Recently I had the opportunity to speak to an entrepreneurs’ class at a local university, as well as to a group of eighth graders at a school career day. I told both groups that less than 200 years ago, the majority of people were entrepreneurs. Many were farmers, ranchers or herds-people; others were individuals whose businesses served them. Blacksmiths, wheelwrights, tanners, butchers, bakers, candlestick makers, and hundreds of other professions – all relied on high levels of specialized skills.
But the industrial age, along with the appeal of high-paying, low-skill jobs, lured most of these people from their established businesses. Soon they became addicted to the security of a regular paycheck.
Education adapted and began teaching industrial age values of showing up on time, doing what you are told, not asking questions, and avoiding mistakes. The result? As a society, most of us have lost the skills necessary to run a business – or never learned them. We have also lost the infrastructure necessary for learning skills – apprenticeships where years of on-the-job training teach skills and craftsmanship that cannot be learned any other way.
It is encouraging to see TV series that honor small business owners: Like “Pawn Stars,” “Counting Cars,” “Rehab Addict,” “Property Brothers,” and shows about restaurants. They reasonably depict life as a small business owner. These shows may encourage people to start antique shops, auto restoration businesses, coffeehouses and other enterprises, showing the excitement, grit and fun of being small business owners. Most entrepreneurs I know would admit their businesses would make for good reality TV.

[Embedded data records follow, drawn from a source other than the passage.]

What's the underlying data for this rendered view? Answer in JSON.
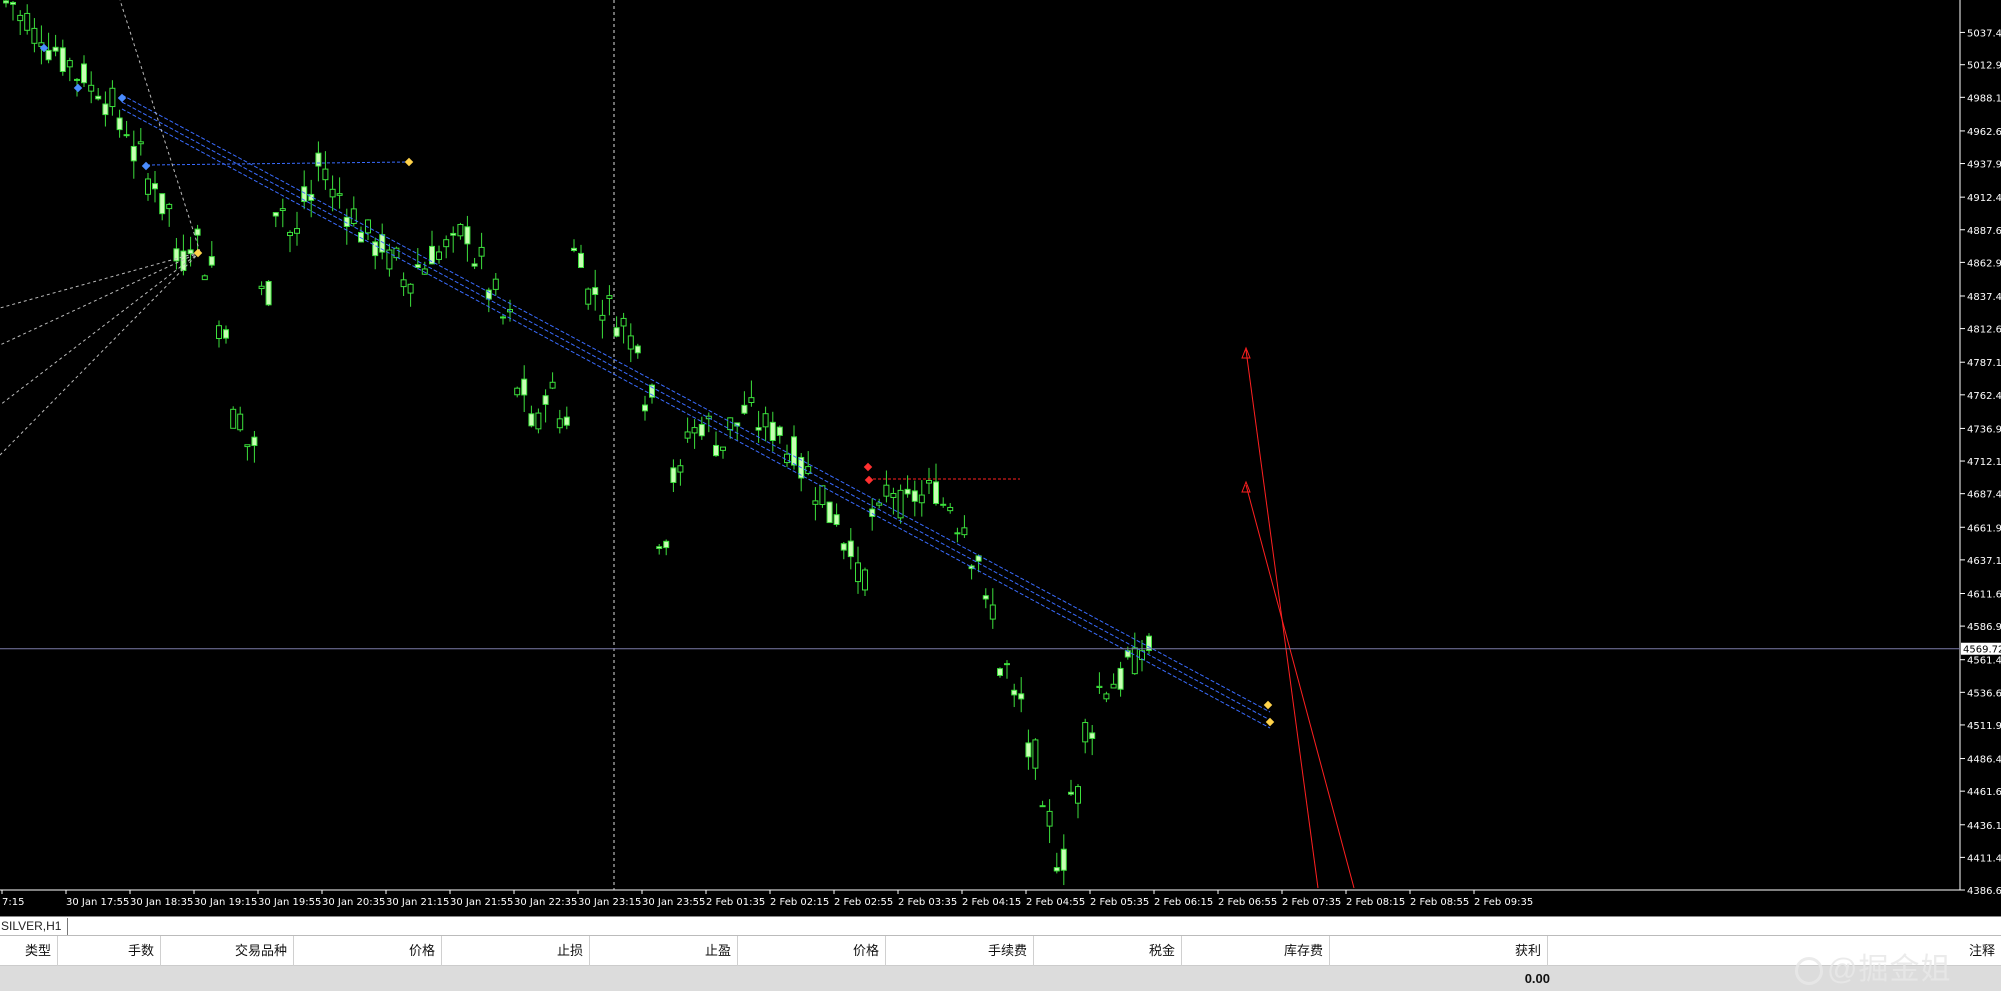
{
  "chart": {
    "symbol_tab": "SILVER,H1",
    "current_price": "4569.72",
    "price_ticks": [
      "5037.40",
      "5012.90",
      "4988.15",
      "4962.65",
      "4937.90",
      "4912.40",
      "4887.65",
      "4862.90",
      "4837.40",
      "4812.65",
      "4787.15",
      "4762.40",
      "4736.90",
      "4712.15",
      "4687.40",
      "4661.90",
      "4637.15",
      "4611.65",
      "4586.90",
      "4561.40",
      "4536.65",
      "4511.90",
      "4486.40",
      "4461.65",
      "4436.15",
      "4411.40",
      "4386.65"
    ],
    "time_ticks": [
      "7:15",
      "30 Jan 17:55",
      "30 Jan 18:35",
      "30 Jan 19:15",
      "30 Jan 19:55",
      "30 Jan 20:35",
      "30 Jan 21:15",
      "30 Jan 21:55",
      "30 Jan 22:35",
      "30 Jan 23:15",
      "30 Jan 23:55",
      "2 Feb 01:35",
      "2 Feb 02:15",
      "2 Feb 02:55",
      "2 Feb 03:35",
      "2 Feb 04:15",
      "2 Feb 04:55",
      "2 Feb 05:35",
      "2 Feb 06:15",
      "2 Feb 06:55",
      "2 Feb 07:35",
      "2 Feb 08:15",
      "2 Feb 08:55",
      "2 Feb 09:35"
    ],
    "colors": {
      "background": "#000000",
      "bull": "#c8ffb4",
      "bear": "#000000",
      "outline": "#3ce03c",
      "price_line": "#7a7aa8",
      "trend": "#3a6cff",
      "sell": "#ff2020",
      "axis_text": "#ffffff"
    }
  },
  "chart_data": {
    "type": "candlestick",
    "timeframe": "H1",
    "ylim": [
      4386.65,
      5062.0
    ],
    "x_ticks": [
      "7:15",
      "30 Jan 17:55",
      "30 Jan 18:35",
      "30 Jan 19:15",
      "30 Jan 19:55",
      "30 Jan 20:35",
      "30 Jan 21:15",
      "30 Jan 21:55",
      "30 Jan 22:35",
      "30 Jan 23:15",
      "30 Jan 23:55",
      "2 Feb 01:35",
      "2 Feb 02:15",
      "2 Feb 02:55",
      "2 Feb 03:35",
      "2 Feb 04:15",
      "2 Feb 04:55",
      "2 Feb 05:35",
      "2 Feb 06:15",
      "2 Feb 06:55",
      "2 Feb 07:35",
      "2 Feb 08:15",
      "2 Feb 08:55",
      "2 Feb 09:35"
    ],
    "close_path": [
      [
        0,
        5060
      ],
      [
        3,
        5025
      ],
      [
        5,
        5005
      ],
      [
        7,
        4985
      ],
      [
        9,
        4945
      ],
      [
        11,
        4905
      ],
      [
        12,
        4865
      ],
      [
        13,
        4880
      ],
      [
        14,
        4860
      ],
      [
        15,
        4815
      ],
      [
        16,
        4745
      ],
      [
        17,
        4725
      ],
      [
        18,
        4840
      ],
      [
        19,
        4905
      ],
      [
        20,
        4885
      ],
      [
        21,
        4910
      ],
      [
        22,
        4935
      ],
      [
        23,
        4915
      ],
      [
        25,
        4885
      ],
      [
        27,
        4865
      ],
      [
        28,
        4850
      ],
      [
        30,
        4870
      ],
      [
        31,
        4875
      ],
      [
        32,
        4885
      ],
      [
        33,
        4865
      ],
      [
        34,
        4840
      ],
      [
        35,
        4820
      ],
      [
        36,
        4765
      ],
      [
        37,
        4740
      ],
      [
        38,
        4765
      ],
      [
        39,
        4745
      ],
      [
        40,
        4870
      ],
      [
        41,
        4840
      ],
      [
        42,
        4830
      ],
      [
        44,
        4805
      ],
      [
        45,
        4760
      ],
      [
        46,
        4655
      ],
      [
        47,
        4700
      ],
      [
        48,
        4735
      ],
      [
        49,
        4740
      ],
      [
        50,
        4725
      ],
      [
        51,
        4740
      ],
      [
        52,
        4750
      ],
      [
        53,
        4740
      ],
      [
        54,
        4735
      ],
      [
        55,
        4720
      ],
      [
        56,
        4705
      ],
      [
        57,
        4690
      ],
      [
        58,
        4670
      ],
      [
        59,
        4650
      ],
      [
        60,
        4625
      ],
      [
        61,
        4670
      ],
      [
        62,
        4690
      ],
      [
        63,
        4680
      ],
      [
        64,
        4685
      ],
      [
        65,
        4690
      ],
      [
        66,
        4680
      ],
      [
        67,
        4665
      ],
      [
        68,
        4640
      ],
      [
        69,
        4600
      ],
      [
        70,
        4555
      ],
      [
        71,
        4530
      ],
      [
        72,
        4490
      ],
      [
        73,
        4440
      ],
      [
        74,
        4410
      ],
      [
        75,
        4460
      ],
      [
        76,
        4510
      ],
      [
        77,
        4540
      ],
      [
        78,
        4545
      ],
      [
        79,
        4560
      ],
      [
        80,
        4570
      ]
    ],
    "reference_levels": [
      {
        "price": 4569.72,
        "type": "current-price"
      },
      {
        "price": 4697.0,
        "type": "sell-level"
      }
    ]
  },
  "terminal": {
    "columns": [
      {
        "label": "类型",
        "key": "type"
      },
      {
        "label": "手数",
        "key": "lots"
      },
      {
        "label": "交易品种",
        "key": "symbol"
      },
      {
        "label": "价格",
        "key": "open_price"
      },
      {
        "label": "止损",
        "key": "sl"
      },
      {
        "label": "止盈",
        "key": "tp"
      },
      {
        "label": "价格",
        "key": "price"
      },
      {
        "label": "手续费",
        "key": "commission"
      },
      {
        "label": "税金",
        "key": "taxes"
      },
      {
        "label": "库存费",
        "key": "swap"
      },
      {
        "label": "获利",
        "key": "profit"
      },
      {
        "label": "注释",
        "key": "comment"
      }
    ],
    "total_profit": "0.00"
  },
  "watermark": "@掘金姐"
}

These shows underscore the high level of skill and knowledge necessary to run a small business and the lack of opportunity to learn these skills. Small businesses started by people coming out of the corporate world often fail because the owners have never developed the skills necessary to succeed.

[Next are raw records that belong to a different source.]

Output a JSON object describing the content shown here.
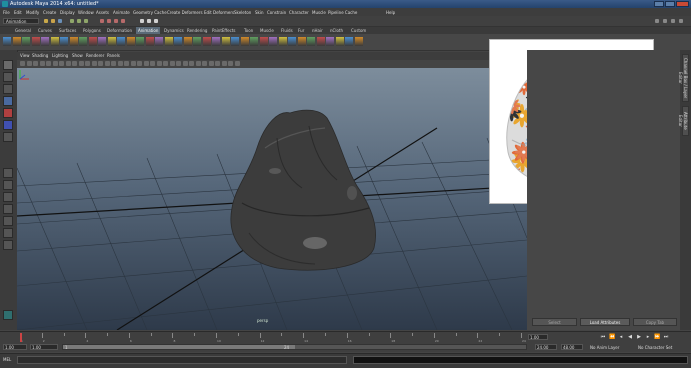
{
  "window": {
    "title": "Autodesk Maya 2014 x64: untitled*",
    "controls": [
      "minimize-icon",
      "maximize-icon",
      "close-icon"
    ]
  },
  "menu": [
    "File",
    "Edit",
    "Modify",
    "Create",
    "Display",
    "Window",
    "Assets",
    "Animate",
    "Geometry Cache",
    "Create Deformers",
    "Edit Deformers",
    "Skeleton",
    "Skin",
    "Constrain",
    "Character",
    "Muscle",
    "Pipeline Cache",
    "Help"
  ],
  "status": {
    "mode": "Animation"
  },
  "shelf_tabs": [
    "General",
    "Curves",
    "Surfaces",
    "Polygons",
    "Deformation",
    "Animation",
    "Dynamics",
    "Rendering",
    "PaintEffects",
    "Toon",
    "Muscle",
    "Fluids",
    "Fur",
    "nHair",
    "nCloth",
    "Custom"
  ],
  "active_shelf_tab": "Animation",
  "panel_menu": [
    "View",
    "Shading",
    "Lighting",
    "Show",
    "Renderer",
    "Panels"
  ],
  "viewport": {
    "camera": "persp"
  },
  "right_panel": {
    "buttons": [
      "Select",
      "Load Attributes",
      "Copy Tab"
    ],
    "side_tabs": [
      "Channel Box / Layer Editor",
      "Attribute Editor"
    ]
  },
  "timeline": {
    "tick_labels": [
      "1",
      "2",
      "4",
      "6",
      "8",
      "10",
      "12",
      "14",
      "16",
      "18",
      "20",
      "22",
      "24"
    ],
    "current_frame": "1.00"
  },
  "range": {
    "start": "1.00",
    "playback_start": "1.00",
    "slider_value": "1",
    "slider_end_label": "24",
    "playback_end": "24.00",
    "end": "48.00",
    "anim_layer": "No Anim Layer",
    "char_set": "No Character Set"
  },
  "command_line": {
    "label": "MEL"
  },
  "colors": {
    "accent": "#5a6a78",
    "viewport_top": "#7d8d9c",
    "viewport_bottom": "#2e3a4a",
    "beanbag": "#3c3c3c"
  }
}
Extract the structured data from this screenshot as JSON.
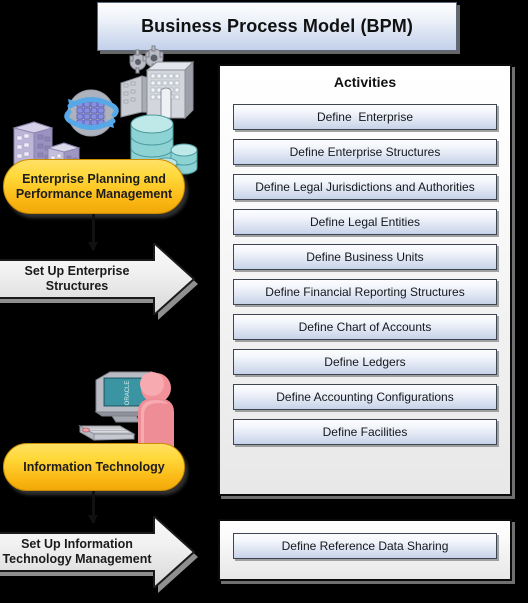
{
  "title": {
    "text": "Business Process Model (BPM)"
  },
  "activities_panel": {
    "heading": "Activities",
    "items": [
      "Define  Enterprise",
      "Define Enterprise Structures",
      "Define Legal Jurisdictions and Authorities",
      "Define Legal Entities",
      "Define Business Units",
      "Define Financial Reporting Structures",
      "Define Chart of Accounts",
      "Define Ledgers",
      "Define Accounting Configurations",
      "Define Facilities"
    ]
  },
  "bottom_panel": {
    "items": [
      "Define Reference Data Sharing"
    ]
  },
  "groups": [
    {
      "pill_label": "Enterprise Planning and Performance Management",
      "arrow_label": "Set Up Enterprise Structures",
      "icons": [
        "factory-gears-icon",
        "globe-network-icon",
        "office-buildings-icon",
        "database-stack-icon"
      ]
    },
    {
      "pill_label": "Information Technology",
      "arrow_label": "Set Up Information Technology Management",
      "icons": [
        "computer-monitor-icon",
        "person-icon"
      ]
    }
  ],
  "colors": {
    "background": "#000000",
    "pill_top": "#ffe066",
    "pill_bottom": "#f0a808",
    "activity_top": "#fdfdfe",
    "activity_bottom": "#c6d2e8",
    "panel_border": "#0b0b0b",
    "arrow_fill": "#e8e8e8"
  }
}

Fortunately, I grew up in the auction business, worked in a pawn shop, managed a retail store, and played in a rock band, all of which prepared me to be the owner of a photo lab, coffeehouse, and now a commercial photography business. Of course, entrepreneurs are not a new phenomenon, or something that started in the 18th century. In fact, the Bible offers many examples of entrepreneurs:

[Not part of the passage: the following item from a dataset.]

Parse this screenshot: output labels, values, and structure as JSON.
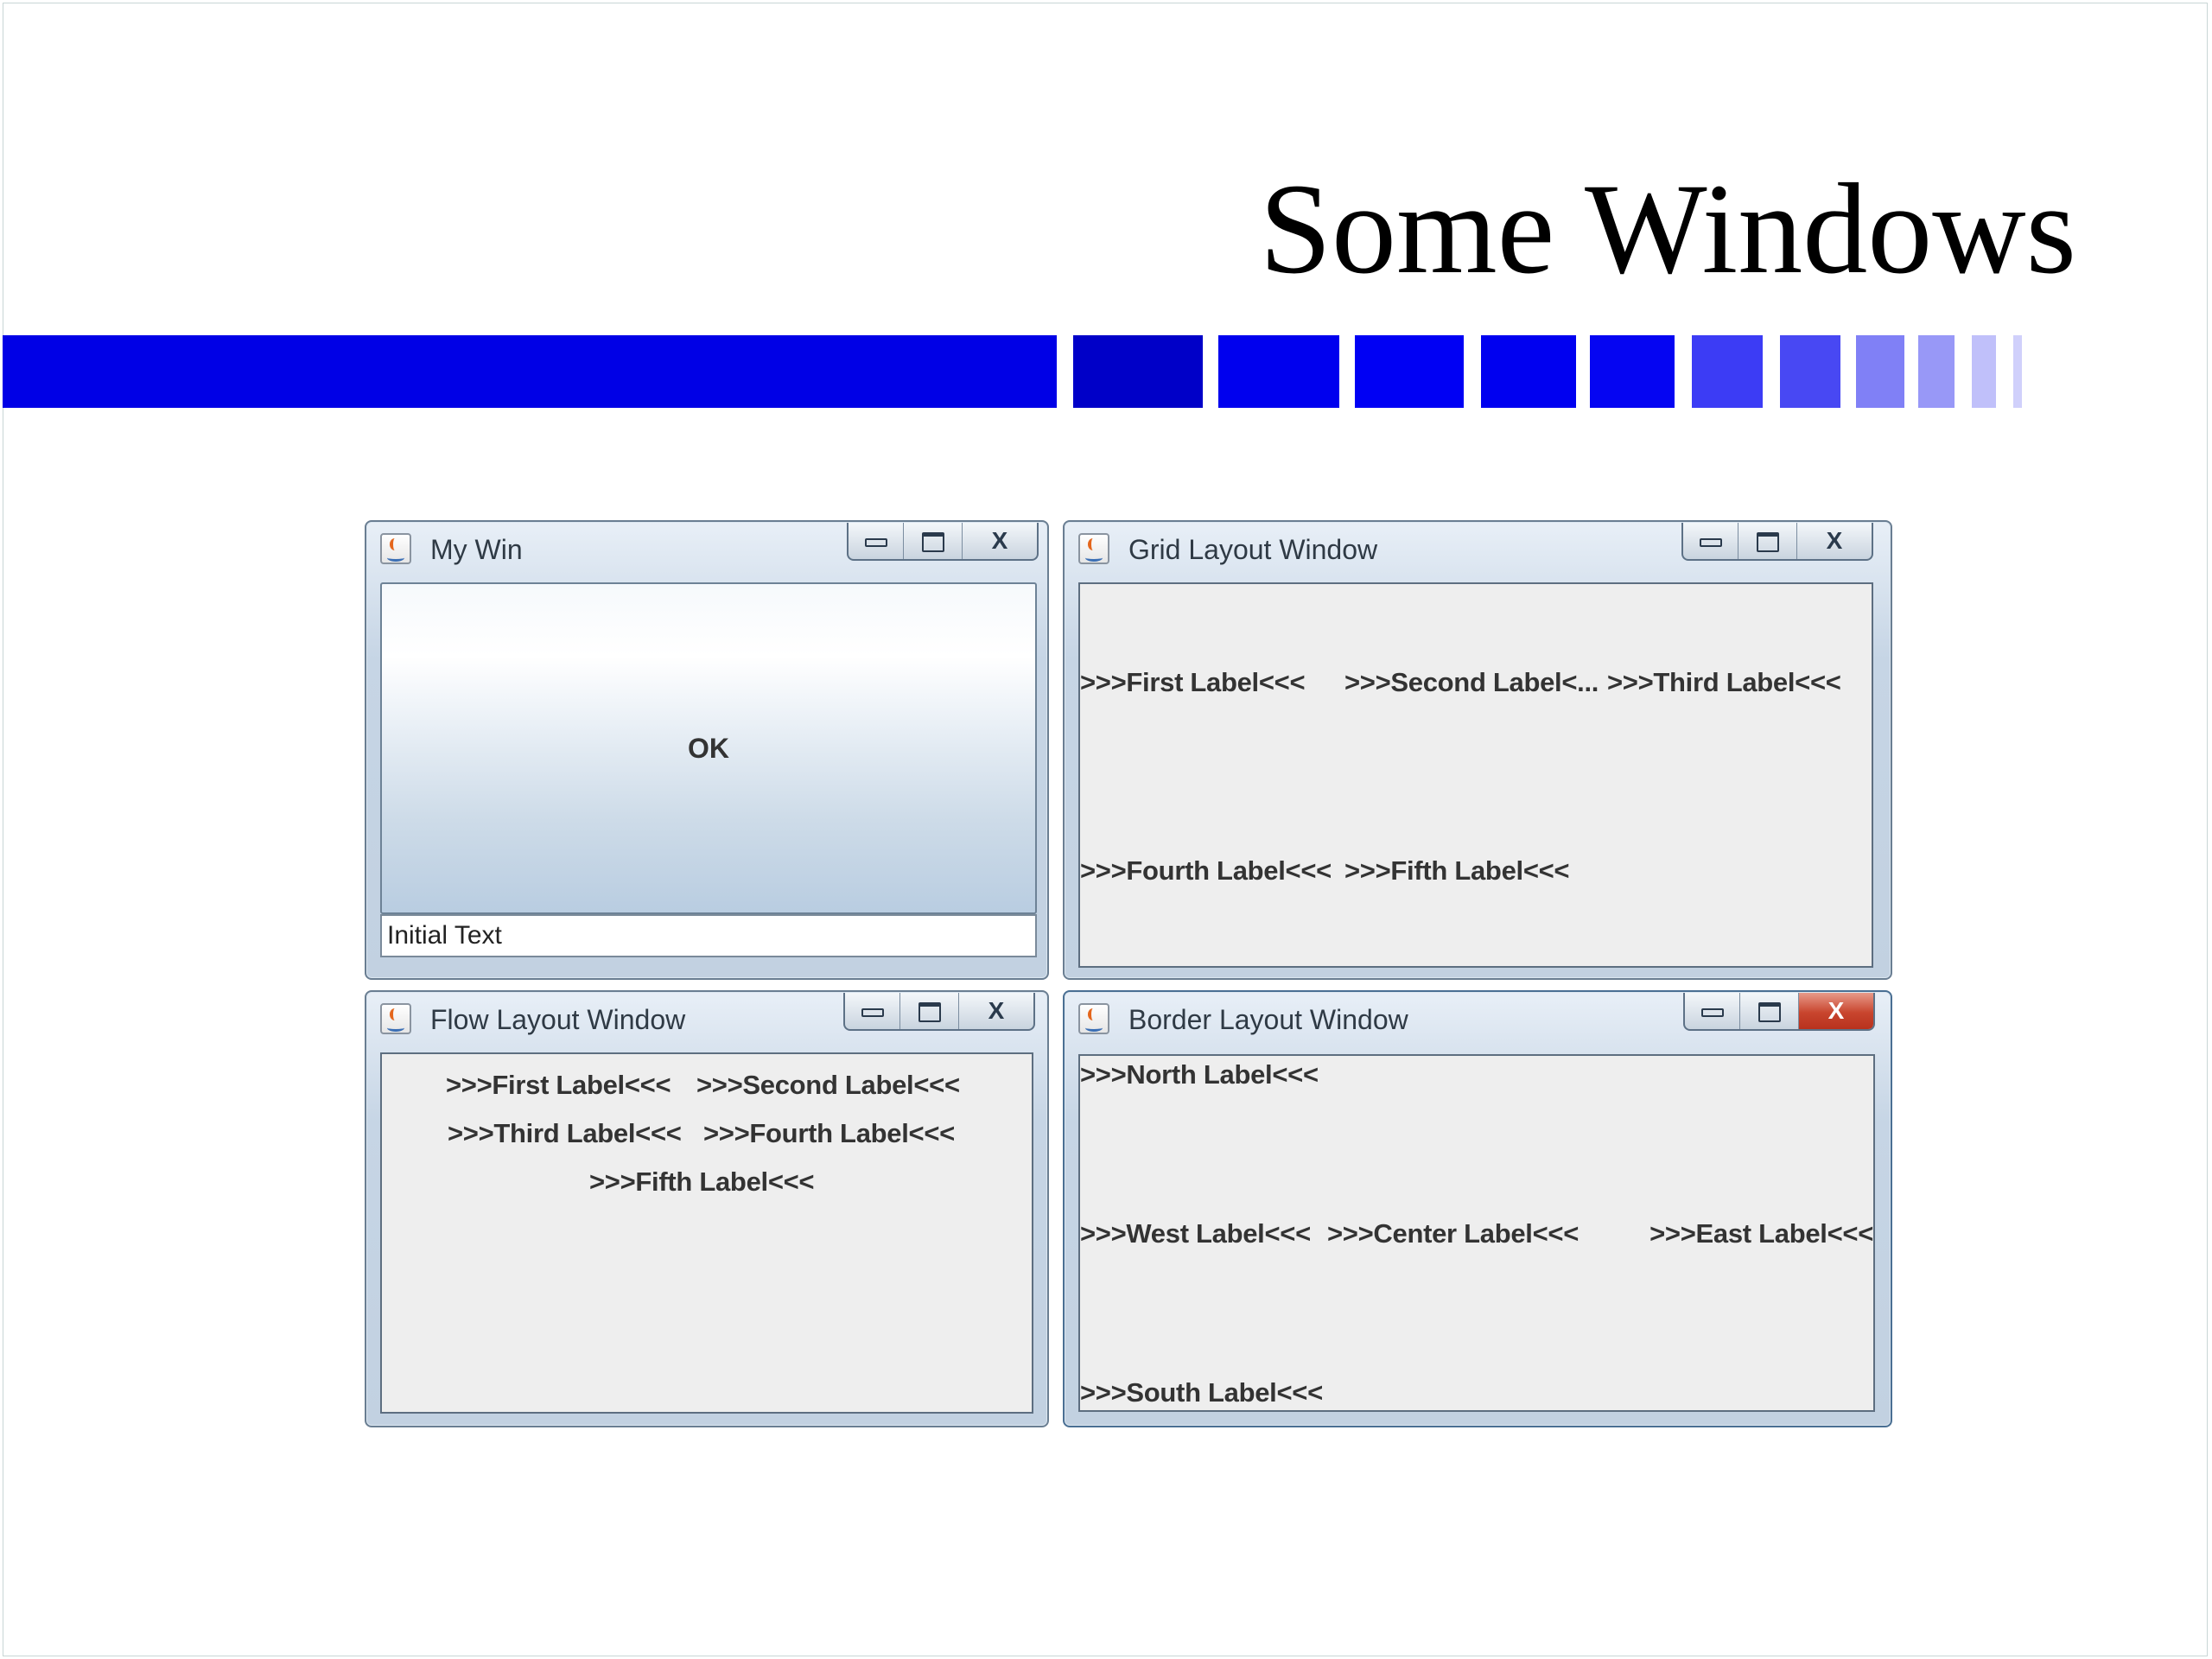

Abraham was a cattleman and landowner. Noah must have gained a wide array of skills to be equipped for building the ark. Before becoming kind of Israel, David was a shepherd. Nehemiah was cupbearer to the king of Babylon, but had the understanding and leadership skills to direct a large team in rebuilding Jerusalem. In the New Testament, several of Jesus’ followers were fishermen, and the apostle Paul was a tentmaker – a man who made leather goods. His ministry had no corporate sponsorship.
In fact, in 1 Thessalonians 4:11, Paul wrote, “Make it your goal to live a quiet life, minding your own business and working with your hands, just as we instructed you before.” Today people that start their own businesses are often viewed as adventurers and risk-takers, but in reality, over the centuries entrepreneurs have played indispensable roles in society. Maybe we will see many more entrepreneurs in the years to come. Then we can truly “work as for the Lord, rather than for men” (Colossians 3:23).
Jim Mathis is the owner of a photography studio in Overland Park, Kansas, specializing in executive, commercial and theatrical portraits, and operates a school of photography. Jim is the author of High Performance Cameras for Ordinary People, a book on digital photography. He formerly was a coffee shop manager and executive director of CBMC in Kansas City, Kansas and Kansas City, Missouri.
1. Did you realize that at one time most people were entrepreneurs, having their own businesses rather than working for some corporate entity? How do you think the rise of corporate enterprises and the decline of entrepreneurism affected society?
2. Have you ever owned or participated in an entrepreneurial venture yourself? Perhaps you are engaged in one right now. If so, describe that experience. If not, do you think you possess the skills that would make you a successful entrepreneur? Why or why not?
3. What would you say are the pros and cons – the strengths and drawbacks – of being involved in an entrepreneurial business venture?
4. For people of faith, do you think being an entrepreneur would make it easier to live out one’s beliefs in the workplace – or more difficult? Explain your answer.
If you would like to look at or discuss other portions of the Bible that relate to this topic, consider the following brief sampling of passages:
Proverbs 14:23, 16:26, 24:27; Ephesians 2:10; Colossians 3:17, 23-24; 2 Timothy 3:16-17